These don’t come up too often. An original, British registered from mew 1964 Lambretta TV200 (known to all as the “GT”) with it’s original reg number. The scoot was restored in 2010, and featured in Scootering Magazine March 2012.
The scooter features many period correct accessories – a Nannuci ledshield toolbox, Metalplast candy legshield beading, a Pegasus seat. Under the panels, in the genuine GT200 Engine it’s running a Mugello 225 kit with the barrel ported by JB Tuning. It’s gt a 12v Electronic Ignition, with replacement regulator hidden from view in the toolbox – a nice touch! It’s on eBay Here for £12,750.
According to Tumblr, where I nicked this image from erm, found this… this is a picture of Carnaby Street, London, 4th April 1966. It was a photoshoot for opening of new Tomcat Shop. The model Christine Spooner and designer (now property developer) Irvine Sellar. The Lambretta, I think, is a TV175. The cheetah was called Kinna. Rumours that Kinna came from Cheam are unsubstantiated!
Apparently, Tom Jones was also at the shoot. Theres shots with him, Christine, and running down the road with Kinna – but unfortunately I’ve not seen any with him and the TV!
If anyone can think of a better heading for this post, let me know in the comments. I don’t think “Carnaby Street Cheetah” quite cuts it! I’ve ‘tweaked’ one of the suggestions below – added ‘spotted’ because cheetahs have got spots… gettit? Oh, suit yourselves.
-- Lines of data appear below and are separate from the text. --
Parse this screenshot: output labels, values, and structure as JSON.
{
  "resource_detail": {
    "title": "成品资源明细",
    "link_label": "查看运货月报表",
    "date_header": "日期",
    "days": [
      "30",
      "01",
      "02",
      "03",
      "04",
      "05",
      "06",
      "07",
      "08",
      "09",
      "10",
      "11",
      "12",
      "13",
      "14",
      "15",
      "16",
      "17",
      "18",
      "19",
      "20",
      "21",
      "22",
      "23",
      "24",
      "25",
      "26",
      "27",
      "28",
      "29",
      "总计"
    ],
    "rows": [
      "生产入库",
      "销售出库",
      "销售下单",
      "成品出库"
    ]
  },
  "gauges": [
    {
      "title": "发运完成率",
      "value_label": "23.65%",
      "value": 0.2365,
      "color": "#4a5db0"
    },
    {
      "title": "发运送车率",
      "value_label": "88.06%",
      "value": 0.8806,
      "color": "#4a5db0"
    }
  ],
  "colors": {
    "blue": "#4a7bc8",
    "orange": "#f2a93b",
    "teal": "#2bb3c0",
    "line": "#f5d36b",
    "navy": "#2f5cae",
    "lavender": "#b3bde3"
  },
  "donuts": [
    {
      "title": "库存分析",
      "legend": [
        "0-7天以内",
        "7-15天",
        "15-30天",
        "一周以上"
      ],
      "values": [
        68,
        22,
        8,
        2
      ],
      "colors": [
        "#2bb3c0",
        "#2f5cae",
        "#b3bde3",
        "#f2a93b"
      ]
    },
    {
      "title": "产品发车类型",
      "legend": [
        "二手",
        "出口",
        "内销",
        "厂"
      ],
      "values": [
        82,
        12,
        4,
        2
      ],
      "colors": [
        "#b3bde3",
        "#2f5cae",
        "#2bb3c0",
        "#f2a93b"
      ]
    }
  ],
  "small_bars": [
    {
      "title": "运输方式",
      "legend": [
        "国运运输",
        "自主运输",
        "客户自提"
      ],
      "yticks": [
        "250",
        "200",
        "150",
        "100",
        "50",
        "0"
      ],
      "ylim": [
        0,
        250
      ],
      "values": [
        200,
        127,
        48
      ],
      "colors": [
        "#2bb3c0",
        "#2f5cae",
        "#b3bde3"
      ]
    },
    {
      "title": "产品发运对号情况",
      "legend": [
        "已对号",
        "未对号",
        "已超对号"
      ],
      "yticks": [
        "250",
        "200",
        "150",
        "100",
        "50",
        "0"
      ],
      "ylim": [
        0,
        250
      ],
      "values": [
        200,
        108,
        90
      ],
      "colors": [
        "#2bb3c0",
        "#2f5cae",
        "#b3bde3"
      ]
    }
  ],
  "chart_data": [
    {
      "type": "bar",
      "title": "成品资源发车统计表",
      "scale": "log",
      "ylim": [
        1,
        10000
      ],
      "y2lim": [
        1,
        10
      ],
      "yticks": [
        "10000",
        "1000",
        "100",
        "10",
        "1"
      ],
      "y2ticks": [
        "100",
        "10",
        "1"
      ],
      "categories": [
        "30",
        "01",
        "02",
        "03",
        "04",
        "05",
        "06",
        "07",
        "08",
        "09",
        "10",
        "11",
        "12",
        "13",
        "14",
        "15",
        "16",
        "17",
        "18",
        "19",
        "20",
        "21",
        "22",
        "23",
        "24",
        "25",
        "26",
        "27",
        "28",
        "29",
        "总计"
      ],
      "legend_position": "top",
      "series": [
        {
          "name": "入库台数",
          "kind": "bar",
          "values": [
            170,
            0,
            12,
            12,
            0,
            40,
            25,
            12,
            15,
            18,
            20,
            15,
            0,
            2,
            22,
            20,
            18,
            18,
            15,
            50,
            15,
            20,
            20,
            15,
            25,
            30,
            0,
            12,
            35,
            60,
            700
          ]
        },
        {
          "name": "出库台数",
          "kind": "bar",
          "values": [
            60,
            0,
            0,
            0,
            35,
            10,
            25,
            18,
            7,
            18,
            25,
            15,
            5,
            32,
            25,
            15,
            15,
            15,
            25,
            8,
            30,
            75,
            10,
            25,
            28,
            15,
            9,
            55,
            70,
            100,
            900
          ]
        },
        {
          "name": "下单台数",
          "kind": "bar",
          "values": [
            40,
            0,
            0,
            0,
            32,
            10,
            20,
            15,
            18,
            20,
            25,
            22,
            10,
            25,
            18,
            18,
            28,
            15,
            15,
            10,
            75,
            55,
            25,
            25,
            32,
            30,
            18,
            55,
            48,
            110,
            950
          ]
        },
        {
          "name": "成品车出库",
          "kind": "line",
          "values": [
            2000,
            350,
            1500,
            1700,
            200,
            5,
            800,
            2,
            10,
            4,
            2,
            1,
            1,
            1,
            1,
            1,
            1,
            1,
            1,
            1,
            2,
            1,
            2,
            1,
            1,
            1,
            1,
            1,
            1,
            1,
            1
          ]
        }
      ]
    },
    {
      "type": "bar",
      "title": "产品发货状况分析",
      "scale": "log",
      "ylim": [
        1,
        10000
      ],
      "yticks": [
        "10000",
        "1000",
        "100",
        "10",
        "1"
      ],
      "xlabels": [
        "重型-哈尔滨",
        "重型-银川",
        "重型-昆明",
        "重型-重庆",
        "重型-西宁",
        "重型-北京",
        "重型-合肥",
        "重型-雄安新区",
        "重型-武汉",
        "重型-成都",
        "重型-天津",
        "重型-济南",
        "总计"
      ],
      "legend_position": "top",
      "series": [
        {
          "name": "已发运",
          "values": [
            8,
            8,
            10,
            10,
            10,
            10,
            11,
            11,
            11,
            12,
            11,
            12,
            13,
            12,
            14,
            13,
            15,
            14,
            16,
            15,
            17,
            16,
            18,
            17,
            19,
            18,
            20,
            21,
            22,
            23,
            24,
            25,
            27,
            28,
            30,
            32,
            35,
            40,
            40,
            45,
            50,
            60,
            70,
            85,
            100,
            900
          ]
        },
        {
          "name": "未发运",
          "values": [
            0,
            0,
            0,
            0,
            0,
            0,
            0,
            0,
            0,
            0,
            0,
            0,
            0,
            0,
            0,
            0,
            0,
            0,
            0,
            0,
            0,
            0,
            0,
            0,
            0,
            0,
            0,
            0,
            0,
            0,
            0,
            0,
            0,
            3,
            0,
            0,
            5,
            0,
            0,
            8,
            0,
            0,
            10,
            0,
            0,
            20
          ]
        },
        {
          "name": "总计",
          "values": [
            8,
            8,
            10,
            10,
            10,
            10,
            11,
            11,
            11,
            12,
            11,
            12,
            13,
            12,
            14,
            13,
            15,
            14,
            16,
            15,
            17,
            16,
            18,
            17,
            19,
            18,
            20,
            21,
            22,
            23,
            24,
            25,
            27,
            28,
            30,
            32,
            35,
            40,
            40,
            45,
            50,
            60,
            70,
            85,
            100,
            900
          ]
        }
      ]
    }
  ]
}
UPDATE: I heard this morning that Irvine Sellar, (the guy in this picture – and owner of a couple of Carnaby Street boutiques) died yesterday. I didn’t know anything about him until I wrote this post, but seems he was quite a character. There’s a good piece here in the Architect’s Journal. RIP.
My Minds Eye will be familiar to many of my readers from various scooter magazines and taken the top honours at custom shows throughout the UK and Europe. Commissioned and designed by Nick ‘Tolley’ Tollazzi, who personally sourced all the accessories, only selecting the rarest and the best. The accessories alone (listed below) are valued at £14,000 and are all original and genuine;
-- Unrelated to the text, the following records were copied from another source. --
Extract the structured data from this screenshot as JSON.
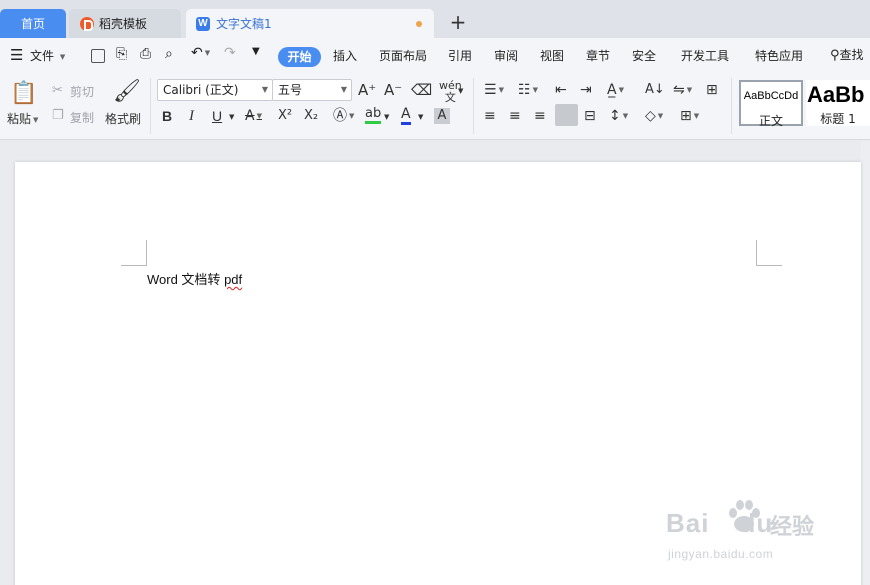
{
  "tabs": {
    "home": "首页",
    "template": "稻壳模板",
    "document": "文字文稿1",
    "new_tab": "+"
  },
  "menu": {
    "file": "文件",
    "items": [
      "开始",
      "插入",
      "页面布局",
      "引用",
      "审阅",
      "视图",
      "章节",
      "安全",
      "开发工具",
      "特色应用"
    ],
    "active": "开始",
    "search": "查找"
  },
  "ribbon": {
    "paste": "粘贴",
    "cut": "剪切",
    "copy": "复制",
    "format_painter": "格式刷",
    "font_name": "Calibri (正文)",
    "font_size": "五号",
    "bold": "B",
    "italic": "I",
    "underline": "U",
    "styles": [
      {
        "sample": "AaBbCcDd",
        "name": "正文"
      },
      {
        "sample": "AaBb",
        "name": "标题 1"
      }
    ]
  },
  "document": {
    "text_plain": "Word  文档转 ",
    "text_misspelled": "pdf"
  },
  "watermark": {
    "logo": "Bai",
    "logo_suffix": "du",
    "cn": "经验",
    "url": "jingyan.baidu.com"
  },
  "colors": {
    "accent": "#4a8df1",
    "tab_bar": "#dfe3e9",
    "ribbon_bg": "#f3f5f8",
    "highlight_green": "#2ecc40",
    "font_color_blue": "#1f3fe0",
    "spellcheck_red": "#e02020"
  }
}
Super fork boots
Ulma front rack with crash bars (supplied by Nanucci London)
9 raydot DL 78 lights
4 Lucas L785 owl lights
4 alpine horns
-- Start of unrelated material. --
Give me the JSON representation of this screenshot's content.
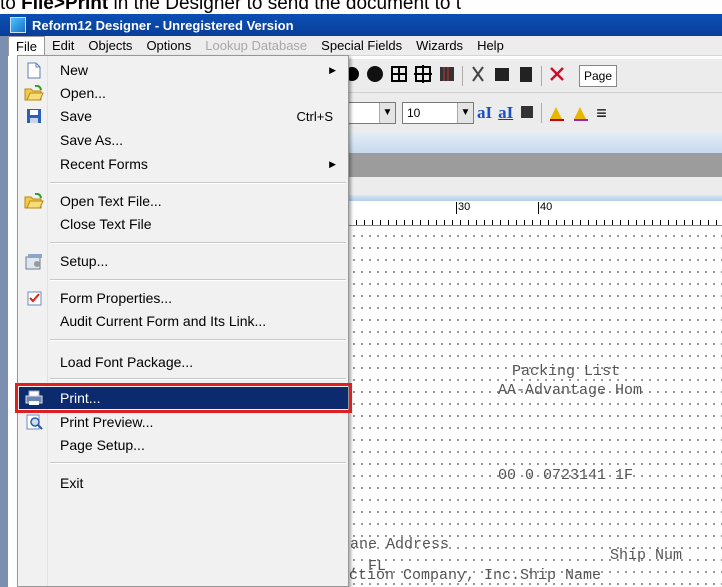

2 Pegasus horses
2 St Christopher badges
2 stadium folding mirrors
Grants front badge
Ken Cobin series 3 exhaust
Ulma footboard extensions
Nanucci toolbox with original lock and enamel St Christopher badge
Poli Micro Tromba horns
Ulma stand feet
Giuliari sidewinder seat and frame with original 60’s Midland leopard print
Ulma rear rack with Ulma wheel disc and spinner
Ulma Florida bars
Ulma rear crash bar
Scots GB reflective rear badge
Metalplast number plate surround and metalplast rear mudflap
Catalux twin reflector rear light lens
Michelin ACS tyres
Correct fibre glass mudguard
The front rack is not just decorative… all the lights work!
The TV200 – known in the UK only as the GT – a rare and desirable model to start with – was personally built by Dean Orton of the renowned Rimini Lambretta Centre, arguably the best restorers of Lambrettas in the world. You can read about the work RLC put in here… to quote Dean “Anybody who thinks it’s the easy option ‘simply bolting accessories’ to a scooter really is talking shite. EVERY single accessory can be a major ‘mare and getting the layout right can take forever. No point slinging it all on and hoping it’ll look good because you’ll end up in tears. Nick’s front rack took the best part of three days work to layout, then strip, polish up, re-mount, wire up and connect. As Mr. T. himself says, “you can’t buy style – either you’ve got it or you haven’t.”
The whole package, the model, the restoration, the accessories, the provenance, go together to make this GT maybe the ultimate mod scooter. And she’s up for sale…
If you’re interested, and you can stump up the not inconsiderable £20,000 asking price, you can ring the owner on 07967363091 with questions or to see more photos. Find out more on eBay, here.